I find that prairie people are receptive to a broad range of contemporary poetry, although they’d be unlikely to cross town to attend a poetry reading at a college, were there a college in the vicinity. Their appreciation of the poems I’ve read aloud – from a broad spectrum of contemporary American poets – has given me a new understanding of the communal role of poets, a role poets have mostly abandoned by closeting themselves in academia. Surprises await poets who venture out into the larger community.
I love this idea, that poets (and by extension, many formally educated or academic folks) have quarantined themselves with those like them, and are both failing to share what they have and – more so – failing to learn from others, by locking the doors to the ivory tower.
In a strange counterpoint to this sentiment, though, I found Norris occasionally off-puttingly snobbish about the reading of books: that more prairie people should do it, that they shouldn’t consider themselves well-educated or wise without doing it. Now, don’t get me wrong: clearly I love reading books and find a great deal of value in doing so, and I think books have a lot to offer everyone and everyone should read more. But I also think that people can be very intelligent, wise, and valuable without formal reading; I think that the same prescriptions don’t work for all of us, and I think it’s a shame if she’s found (for example) a great oral storytelling tradition and then laments the lack of book reading. It makes her sound snotty in a way that the rest of the book does not. I like her better than this.

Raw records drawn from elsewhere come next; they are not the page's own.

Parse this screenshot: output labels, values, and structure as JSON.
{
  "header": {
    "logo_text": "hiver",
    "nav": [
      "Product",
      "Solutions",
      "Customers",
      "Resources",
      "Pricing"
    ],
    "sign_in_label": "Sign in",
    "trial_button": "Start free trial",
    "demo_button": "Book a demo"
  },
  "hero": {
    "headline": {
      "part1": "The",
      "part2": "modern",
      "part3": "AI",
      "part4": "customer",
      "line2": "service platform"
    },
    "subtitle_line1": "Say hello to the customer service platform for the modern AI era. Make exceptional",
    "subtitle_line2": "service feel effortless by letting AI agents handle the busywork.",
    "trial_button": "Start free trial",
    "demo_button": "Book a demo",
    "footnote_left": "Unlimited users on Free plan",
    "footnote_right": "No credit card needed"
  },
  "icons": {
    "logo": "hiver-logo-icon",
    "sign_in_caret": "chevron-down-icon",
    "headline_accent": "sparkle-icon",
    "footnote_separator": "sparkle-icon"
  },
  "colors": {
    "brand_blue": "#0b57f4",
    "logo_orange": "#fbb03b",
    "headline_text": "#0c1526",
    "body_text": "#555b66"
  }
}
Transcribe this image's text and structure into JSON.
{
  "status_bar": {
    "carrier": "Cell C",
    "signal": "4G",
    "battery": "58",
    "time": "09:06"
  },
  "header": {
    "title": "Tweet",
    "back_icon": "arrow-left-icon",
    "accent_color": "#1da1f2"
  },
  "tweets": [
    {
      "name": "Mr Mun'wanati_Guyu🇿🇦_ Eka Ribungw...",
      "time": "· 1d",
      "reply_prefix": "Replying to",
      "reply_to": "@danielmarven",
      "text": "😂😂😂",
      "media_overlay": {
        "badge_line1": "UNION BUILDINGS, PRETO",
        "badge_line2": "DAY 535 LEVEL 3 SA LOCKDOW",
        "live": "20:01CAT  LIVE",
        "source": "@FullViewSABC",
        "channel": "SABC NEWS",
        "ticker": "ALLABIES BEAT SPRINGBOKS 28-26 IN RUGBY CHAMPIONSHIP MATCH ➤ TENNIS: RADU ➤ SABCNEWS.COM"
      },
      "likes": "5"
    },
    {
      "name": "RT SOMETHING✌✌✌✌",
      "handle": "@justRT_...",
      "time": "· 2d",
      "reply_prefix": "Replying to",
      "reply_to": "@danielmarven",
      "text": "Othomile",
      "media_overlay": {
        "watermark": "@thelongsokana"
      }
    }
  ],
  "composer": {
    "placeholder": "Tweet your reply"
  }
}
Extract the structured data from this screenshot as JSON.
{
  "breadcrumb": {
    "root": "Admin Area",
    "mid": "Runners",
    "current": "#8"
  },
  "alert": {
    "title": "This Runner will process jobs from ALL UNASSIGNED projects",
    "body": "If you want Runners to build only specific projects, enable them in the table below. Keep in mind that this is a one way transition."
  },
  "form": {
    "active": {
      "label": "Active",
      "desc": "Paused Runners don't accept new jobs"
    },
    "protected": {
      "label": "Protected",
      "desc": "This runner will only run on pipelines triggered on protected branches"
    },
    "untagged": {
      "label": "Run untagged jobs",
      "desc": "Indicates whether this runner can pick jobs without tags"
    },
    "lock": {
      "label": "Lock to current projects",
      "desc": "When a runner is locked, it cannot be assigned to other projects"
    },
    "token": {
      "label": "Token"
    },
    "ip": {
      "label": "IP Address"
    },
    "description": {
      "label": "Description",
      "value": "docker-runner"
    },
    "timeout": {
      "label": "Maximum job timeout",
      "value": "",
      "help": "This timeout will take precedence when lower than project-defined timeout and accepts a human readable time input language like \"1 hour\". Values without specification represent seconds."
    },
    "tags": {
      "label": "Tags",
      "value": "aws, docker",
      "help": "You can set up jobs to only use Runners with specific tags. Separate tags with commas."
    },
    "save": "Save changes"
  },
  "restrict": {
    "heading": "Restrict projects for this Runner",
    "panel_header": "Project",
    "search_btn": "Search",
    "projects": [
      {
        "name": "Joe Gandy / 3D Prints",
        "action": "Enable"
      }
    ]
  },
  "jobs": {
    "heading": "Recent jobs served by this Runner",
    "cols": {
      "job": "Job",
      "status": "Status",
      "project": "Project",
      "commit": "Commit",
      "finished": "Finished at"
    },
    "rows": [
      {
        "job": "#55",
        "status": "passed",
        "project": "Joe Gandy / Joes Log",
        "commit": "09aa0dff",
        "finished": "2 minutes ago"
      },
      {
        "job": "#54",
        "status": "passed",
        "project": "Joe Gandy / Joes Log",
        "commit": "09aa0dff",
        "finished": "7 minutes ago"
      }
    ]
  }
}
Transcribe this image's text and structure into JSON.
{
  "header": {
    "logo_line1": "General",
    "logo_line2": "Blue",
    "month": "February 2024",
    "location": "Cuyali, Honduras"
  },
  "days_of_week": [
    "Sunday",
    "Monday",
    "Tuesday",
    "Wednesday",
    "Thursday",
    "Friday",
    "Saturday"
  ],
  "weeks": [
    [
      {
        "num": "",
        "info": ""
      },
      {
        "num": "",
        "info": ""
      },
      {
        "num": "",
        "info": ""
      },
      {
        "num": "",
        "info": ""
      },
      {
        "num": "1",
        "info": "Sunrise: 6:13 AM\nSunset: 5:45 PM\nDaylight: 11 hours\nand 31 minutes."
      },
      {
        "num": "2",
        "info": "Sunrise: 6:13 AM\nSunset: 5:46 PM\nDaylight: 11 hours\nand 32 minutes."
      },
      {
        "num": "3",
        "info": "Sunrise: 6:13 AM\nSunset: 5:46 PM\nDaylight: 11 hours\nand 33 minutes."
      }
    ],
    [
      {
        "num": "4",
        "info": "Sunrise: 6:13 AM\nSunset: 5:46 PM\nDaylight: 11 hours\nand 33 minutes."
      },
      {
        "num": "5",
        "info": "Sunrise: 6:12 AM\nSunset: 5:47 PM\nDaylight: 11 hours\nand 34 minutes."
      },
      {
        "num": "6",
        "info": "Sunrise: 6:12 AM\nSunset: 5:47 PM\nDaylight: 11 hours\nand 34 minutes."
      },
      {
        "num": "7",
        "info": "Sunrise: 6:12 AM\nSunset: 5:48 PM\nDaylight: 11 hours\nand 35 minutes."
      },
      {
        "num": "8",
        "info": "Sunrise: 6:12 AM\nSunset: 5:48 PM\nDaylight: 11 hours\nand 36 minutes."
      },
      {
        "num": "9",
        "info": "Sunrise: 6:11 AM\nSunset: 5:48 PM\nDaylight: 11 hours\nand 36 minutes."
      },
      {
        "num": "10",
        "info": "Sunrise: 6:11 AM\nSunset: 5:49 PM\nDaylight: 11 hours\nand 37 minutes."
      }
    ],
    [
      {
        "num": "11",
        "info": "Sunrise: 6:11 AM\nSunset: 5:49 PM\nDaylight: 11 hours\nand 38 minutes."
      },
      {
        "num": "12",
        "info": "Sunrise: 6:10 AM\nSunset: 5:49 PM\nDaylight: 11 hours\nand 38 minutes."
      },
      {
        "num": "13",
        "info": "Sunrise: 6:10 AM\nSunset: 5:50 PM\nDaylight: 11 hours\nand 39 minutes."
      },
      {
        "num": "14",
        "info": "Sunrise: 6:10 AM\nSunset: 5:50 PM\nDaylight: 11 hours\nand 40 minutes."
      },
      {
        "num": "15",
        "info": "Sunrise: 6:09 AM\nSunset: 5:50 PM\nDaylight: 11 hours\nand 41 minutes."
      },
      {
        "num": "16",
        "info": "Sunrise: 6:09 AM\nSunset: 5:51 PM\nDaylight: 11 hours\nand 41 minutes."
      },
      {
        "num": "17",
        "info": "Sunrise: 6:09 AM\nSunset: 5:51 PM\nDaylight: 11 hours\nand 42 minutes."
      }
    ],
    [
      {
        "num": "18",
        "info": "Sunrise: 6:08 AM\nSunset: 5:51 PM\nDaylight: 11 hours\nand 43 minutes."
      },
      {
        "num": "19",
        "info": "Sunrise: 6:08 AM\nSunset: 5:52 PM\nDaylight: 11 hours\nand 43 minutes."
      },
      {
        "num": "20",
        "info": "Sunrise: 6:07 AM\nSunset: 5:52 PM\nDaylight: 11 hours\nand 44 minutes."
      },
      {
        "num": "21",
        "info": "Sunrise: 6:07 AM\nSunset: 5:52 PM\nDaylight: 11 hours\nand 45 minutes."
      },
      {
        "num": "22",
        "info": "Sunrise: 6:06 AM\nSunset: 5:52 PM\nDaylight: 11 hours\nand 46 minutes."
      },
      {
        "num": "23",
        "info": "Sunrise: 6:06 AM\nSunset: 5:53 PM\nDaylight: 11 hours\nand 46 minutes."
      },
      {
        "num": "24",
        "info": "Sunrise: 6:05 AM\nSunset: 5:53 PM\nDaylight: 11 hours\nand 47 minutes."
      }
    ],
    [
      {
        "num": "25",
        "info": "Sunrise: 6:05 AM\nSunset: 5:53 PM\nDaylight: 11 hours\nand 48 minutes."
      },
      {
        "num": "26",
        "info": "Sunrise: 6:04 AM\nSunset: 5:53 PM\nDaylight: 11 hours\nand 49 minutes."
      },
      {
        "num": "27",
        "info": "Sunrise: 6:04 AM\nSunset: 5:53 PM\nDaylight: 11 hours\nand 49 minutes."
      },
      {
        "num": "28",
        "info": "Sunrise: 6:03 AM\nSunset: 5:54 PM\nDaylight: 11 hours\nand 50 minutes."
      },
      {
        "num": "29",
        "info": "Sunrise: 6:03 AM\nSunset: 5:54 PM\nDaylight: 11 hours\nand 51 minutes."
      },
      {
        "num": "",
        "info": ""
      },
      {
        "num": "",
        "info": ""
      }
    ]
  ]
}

I think it’s just a moment of weakness or misstep, though, because in fact she returns to this subject with more sensitivity in “Status: Or, Should Farmers Read Plato?”
I know as well as anyone that a lot of book learning doesn’t make a person wise (sometimes it simply legitimizes stupidity), but I can’t help but connect the fact that so many Dakotans have been denied access to their culture with the fact that they don’t trust that their own stories are worth much.
The fact of their inhibited access to their own culture and stories is perhaps the best argument for lack of book-reading as a major problem. And she goes on to contemplate what difference it makes to a pig farmer to miss out on Plato, and what Tolstoy and the Brontes can bring to a small-town waitress. I like the nuanced discussion there.
Dakota gets more and more spiritual in its subject matter as it progresses, so that I struggled more toward the end. Discussion of monastic retreats, and Norris’s relationship with the religious communities of Dakota, were often interesting to me; they are in some ways further discussion of community ideals, and I am more or less on board with the spirituality of nature, of relating to wind and sky and plant life. But occasionally there was too much God for my personal tastes. When I encounter the idea of monasteries, and other writers’ productive experiences there, I have found myself tempted sometimes to consider the same; but then I realize what I really need is to just go camping alone.
I found a lot to love and a lot to continue to consider here: about place, about inheritance, about storytelling and relating to one another, about community and about definitions of spirituality. I love Norris’s writing. Although I struggled here and there, or perhaps because I did, this beautiful and thought-provoking book will stay with me and, I think, continue to guide me.
Rating: 8 readings.
Filed under: book reviews | Tagged: creative nonfiction, geography, memoir, nonfiction, sense of place, spirituality | 4 Comments »